        6 Replies
        1. re: njmarshall55

          Untrue, on a brief flambe. Alcohol departs after quite awhile, not quickly as most people think.

          1. re: mamachef

            That's right, very much counter to what even some recent cookbooks will tell you. Do NOT serve anything with any kind of booze in it to a recovering alcoholic - no wine in the pasta sauce, no sherry in the Tetrazzini.

            1. re: Will Owen

              And on that note......even nonalcoholic wine or beer can be a dangerous taste trigger for people trying to recover.
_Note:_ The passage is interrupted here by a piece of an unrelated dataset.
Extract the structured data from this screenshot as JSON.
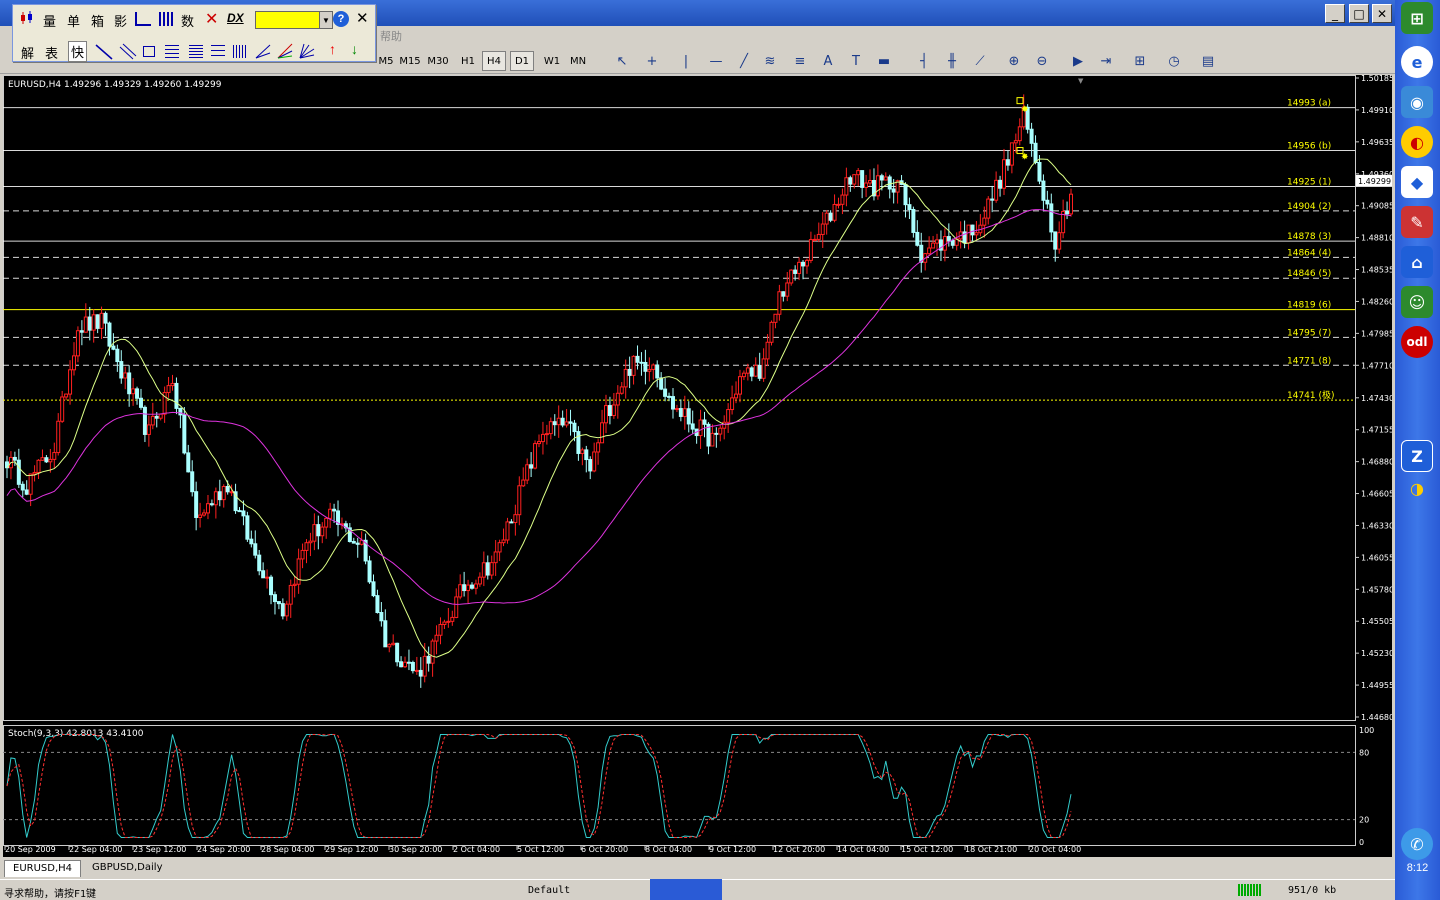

Best avoided at all costs.

              1. re: mamachef

                I'm sure the taste of it would not help the person either.

            2. re: mamachef

              Not to be picky, I didn't say it went quickly, I merely stated that MOST of it goes away...eventually.

          2. I choose not to drink alcohol and havnt drunk it for a number of years but am happy to cook with it for the flavour it gives to a dish.

            ("Happy" isnt perhaps the right word - reminds me of how much I used to enjoy a bottle or two of wine in an evening)

            1. I recently acquired some actual old roosters, with very tough, red meat, and began researching coq au vin. Apparently, the vin in question, when used as a marinade and cooking liquid, actually does help the tough meat become tender. After marinade, the meat exposed to the wine was visible different, and after only about two hours of simmering, the beautiful red rooster meat was tender enough to enjoy (NOTHING like a supermarket chicken!).

              So I think the acid in wine does help break down tough meat - not to mention lend a lovely flavor.

              1 Reply
              1. re: Sarah Perry

                Yeah coq au vin is delicious when the bird is an old rooster. I wouldn't bother making it with a 'store bought' chicken either. Fortunately around these parts getting an old rooster who has 'crowed' his last' IYKWIM is easy. Lots of people sell eggs and there's always an old rooster hanging around somewhere.

              2. Cinnamon will not dissolve in water, but it will in alcohol.
                See this old thread:
                http://chowhound.chow.com/topics/727653